Segment Start: Exercise data
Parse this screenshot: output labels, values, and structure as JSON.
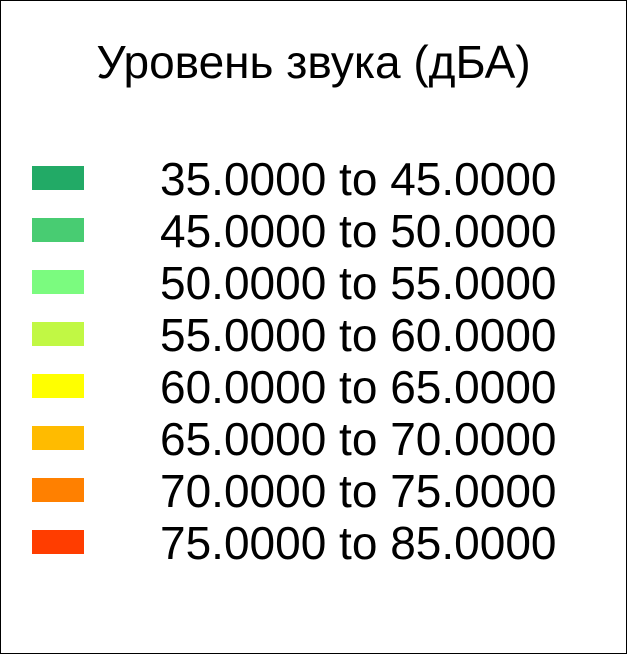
{
  "legend": {
    "title": "Уровень звука (дБА)",
    "items": [
      {
        "label": "35.0000 to 45.0000",
        "color": "#22aa66"
      },
      {
        "label": "45.0000 to 50.0000",
        "color": "#48cc72"
      },
      {
        "label": "50.0000 to 55.0000",
        "color": "#7bfb7f"
      },
      {
        "label": "55.0000 to 60.0000",
        "color": "#c1f844"
      },
      {
        "label": "60.0000 to 65.0000",
        "color": "#ffff00"
      },
      {
        "label": "65.0000 to 70.0000",
        "color": "#ffbb00"
      },
      {
        "label": "70.0000 to 75.0000",
        "color": "#ff8000"
      },
      {
        "label": "75.0000 to 85.0000",
        "color": "#ff3d00"
      }
    ]
  }
}
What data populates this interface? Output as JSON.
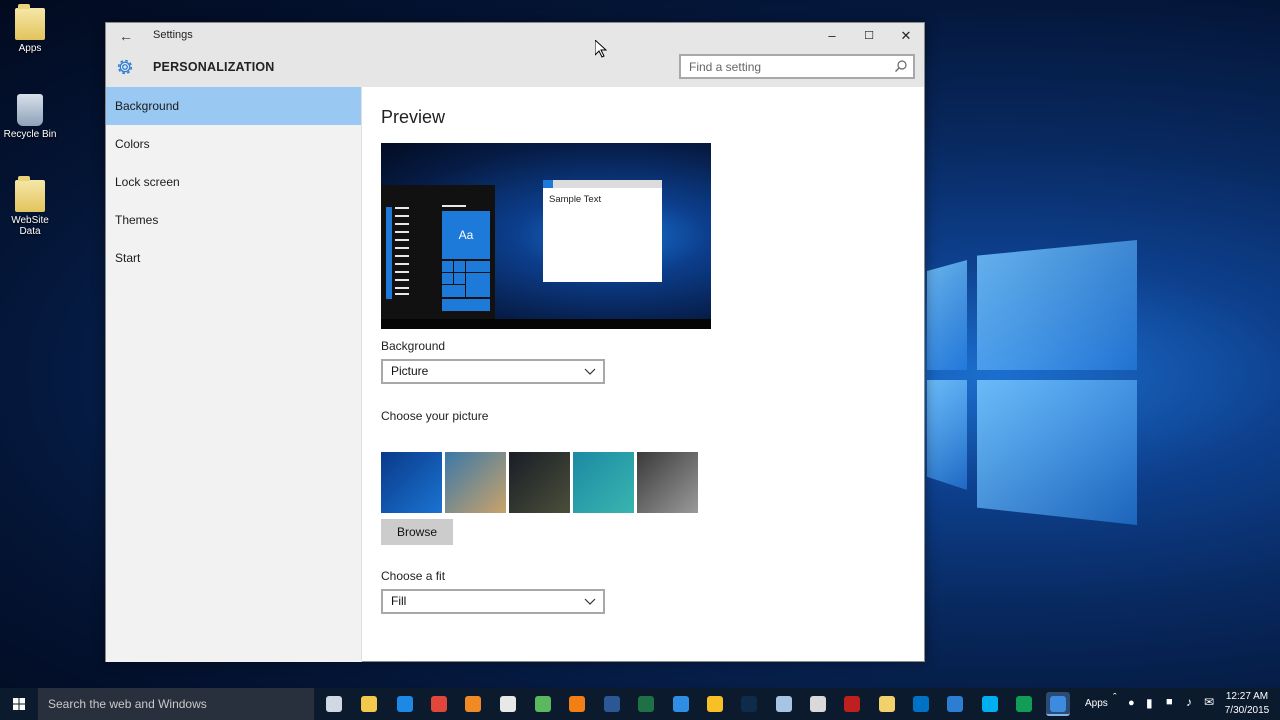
{
  "desktop": {
    "icons": [
      {
        "label": "Apps"
      },
      {
        "label": "Recycle Bin"
      },
      {
        "label": "WebSite Data"
      }
    ]
  },
  "window": {
    "title": "Settings",
    "section": "PERSONALIZATION",
    "search_placeholder": "Find a setting",
    "controls": {
      "minimize": "–",
      "maximize": "☐",
      "close": "✕"
    }
  },
  "sidebar": {
    "items": [
      {
        "label": "Background",
        "active": true
      },
      {
        "label": "Colors",
        "active": false
      },
      {
        "label": "Lock screen",
        "active": false
      },
      {
        "label": "Themes",
        "active": false
      },
      {
        "label": "Start",
        "active": false
      }
    ]
  },
  "main": {
    "preview_heading": "Preview",
    "preview": {
      "tile_text": "Aa",
      "sample_text": "Sample Text"
    },
    "background_label": "Background",
    "background_value": "Picture",
    "choose_picture_label": "Choose your picture",
    "browse_label": "Browse",
    "fit_label": "Choose a fit",
    "fit_value": "Fill",
    "thumbnails": [
      {
        "name": "windows-hero",
        "colors": [
          "#0a3a8a",
          "#1a73d0"
        ]
      },
      {
        "name": "beach-rocks",
        "colors": [
          "#3b78a8",
          "#c9a36a"
        ]
      },
      {
        "name": "night-sky",
        "colors": [
          "#1a1d26",
          "#4a4f3a"
        ]
      },
      {
        "name": "underwater",
        "colors": [
          "#1c8aa3",
          "#39b5b0"
        ]
      },
      {
        "name": "rock-wall",
        "colors": [
          "#3a3a3a",
          "#9a9a9a"
        ]
      }
    ]
  },
  "taskbar": {
    "search_placeholder": "Search the web and Windows",
    "apps_label": "Apps",
    "apps": [
      {
        "name": "task-view-icon",
        "color": "#cfd8e3"
      },
      {
        "name": "file-explorer-icon",
        "color": "#f2c94c"
      },
      {
        "name": "edge-icon",
        "color": "#1e88e5"
      },
      {
        "name": "chrome-icon",
        "color": "#e0463a"
      },
      {
        "name": "firefox-icon",
        "color": "#f08a24"
      },
      {
        "name": "store-icon",
        "color": "#e8e8e8"
      },
      {
        "name": "utorrent-icon",
        "color": "#5cb85c"
      },
      {
        "name": "vlc-icon",
        "color": "#f07f16"
      },
      {
        "name": "word-icon",
        "color": "#2b5797"
      },
      {
        "name": "excel-icon",
        "color": "#1e7145"
      },
      {
        "name": "dropbox-icon",
        "color": "#2f8de4"
      },
      {
        "name": "google-drive-icon",
        "color": "#f6c026"
      },
      {
        "name": "photoshop-icon",
        "color": "#0e2c4a"
      },
      {
        "name": "notepad-icon",
        "color": "#a7c5e2"
      },
      {
        "name": "paint-icon",
        "color": "#d9d9d9"
      },
      {
        "name": "filezilla-icon",
        "color": "#bf1f1f"
      },
      {
        "name": "folder-icon",
        "color": "#f2d16b"
      },
      {
        "name": "outlook-icon",
        "color": "#0072c6"
      },
      {
        "name": "remote-desktop-icon",
        "color": "#2d7dd2"
      },
      {
        "name": "skype-icon",
        "color": "#00aff0"
      },
      {
        "name": "hangouts-icon",
        "color": "#0f9d58"
      },
      {
        "name": "settings-icon",
        "color": "#3d8be0"
      }
    ],
    "clock_time": "12:27 AM",
    "clock_date": "7/30/2015"
  },
  "colors": {
    "accent": "#1e7ad8",
    "nav_active": "#99c8f2",
    "titlebar": "#e6e6e6"
  }
}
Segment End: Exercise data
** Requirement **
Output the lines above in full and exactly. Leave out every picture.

** Exercise solution **
Parse this screenshot: output labels, values, and structure as JSON.
{
  "legend": {
    "title": "Уровень звука (дБА)",
    "items": [
      {
        "label": "35.0000 to 45.0000",
        "color": "#22aa66"
      },
      {
        "label": "45.0000 to 50.0000",
        "color": "#48cc72"
      },
      {
        "label": "50.0000 to 55.0000",
        "color": "#7bfb7f"
      },
      {
        "label": "55.0000 to 60.0000",
        "color": "#c1f844"
      },
      {
        "label": "60.0000 to 65.0000",
        "color": "#ffff00"
      },
      {
        "label": "65.0000 to 70.0000",
        "color": "#ffbb00"
      },
      {
        "label": "70.0000 to 75.0000",
        "color": "#ff8000"
      },
      {
        "label": "75.0000 to 85.0000",
        "color": "#ff3d00"
      }
    ]
  }
}
What data populates this interface? Output as JSON.
{
  "desktop": {
    "icons": [
      {
        "label": "Apps"
      },
      {
        "label": "Recycle Bin"
      },
      {
        "label": "WebSite Data"
      }
    ]
  },
  "window": {
    "title": "Settings",
    "section": "PERSONALIZATION",
    "search_placeholder": "Find a setting",
    "controls": {
      "minimize": "–",
      "maximize": "☐",
      "close": "✕"
    }
  },
  "sidebar": {
    "items": [
      {
        "label": "Background",
        "active": true
      },
      {
        "label": "Colors",
        "active": false
      },
      {
        "label": "Lock screen",
        "active": false
      },
      {
        "label": "Themes",
        "active": false
      },
      {
        "label": "Start",
        "active": false
      }
    ]
  },
  "main": {
    "preview_heading": "Preview",
    "preview": {
      "tile_text": "Aa",
      "sample_text": "Sample Text"
    },
    "background_label": "Background",
    "background_value": "Picture",
    "choose_picture_label": "Choose your picture",
    "browse_label": "Browse",
    "fit_label": "Choose a fit",
    "fit_value": "Fill",
    "thumbnails": [
      {
        "name": "windows-hero",
        "colors": [
          "#0a3a8a",
          "#1a73d0"
        ]
      },
      {
        "name": "beach-rocks",
        "colors": [
          "#3b78a8",
          "#c9a36a"
        ]
      },
      {
        "name": "night-sky",
        "colors": [
          "#1a1d26",
          "#4a4f3a"
        ]
      },
      {
        "name": "underwater",
        "colors": [
          "#1c8aa3",
          "#39b5b0"
        ]
      },
      {
        "name": "rock-wall",
        "colors": [
          "#3a3a3a",
          "#9a9a9a"
        ]
      }
    ]
  },
  "taskbar": {
    "search_placeholder": "Search the web and Windows",
    "apps_label": "Apps",
    "apps": [
      {
        "name": "task-view-icon",
        "color": "#cfd8e3"
      },
      {
        "name": "file-explorer-icon",
        "color": "#f2c94c"
      },
      {
        "name": "edge-icon",
        "color": "#1e88e5"
      },
      {
        "name": "chrome-icon",
        "color": "#e0463a"
      },
      {
        "name": "firefox-icon",
        "color": "#f08a24"
      },
      {
        "name": "store-icon",
        "color": "#e8e8e8"
      },
      {
        "name": "utorrent-icon",
        "color": "#5cb85c"
      },
      {
        "name": "vlc-icon",
        "color": "#f07f16"
      },
      {
        "name": "word-icon",
        "color": "#2b5797"
      },
      {
        "name": "excel-icon",
        "color": "#1e7145"
      },
      {
        "name": "dropbox-icon",
        "color": "#2f8de4"
      },
      {
        "name": "google-drive-icon",
        "color": "#f6c026"
      },
      {
        "name": "photoshop-icon",
        "color": "#0e2c4a"
      },
      {
        "name": "notepad-icon",
        "color": "#a7c5e2"
      },
      {
        "name": "paint-icon",
        "color": "#d9d9d9"
      },
      {
        "name": "filezilla-icon",
        "color": "#bf1f1f"
      },
      {
        "name": "folder-icon",
        "color": "#f2d16b"
      },
      {
        "name": "outlook-icon",
        "color": "#0072c6"
      },
      {
        "name": "remote-desktop-icon",
        "color": "#2d7dd2"
      },
      {
        "name": "skype-icon",
        "color": "#00aff0"
      },
      {
        "name": "hangouts-icon",
        "color": "#0f9d58"
      },
      {
        "name": "settings-icon",
        "color": "#3d8be0"
      }
    ],
    "clock_time": "12:27 AM",
    "clock_date": "7/30/2015"
  },
  "colors": {
    "accent": "#1e7ad8",
    "nav_active": "#99c8f2",
    "titlebar": "#e6e6e6"
  }
}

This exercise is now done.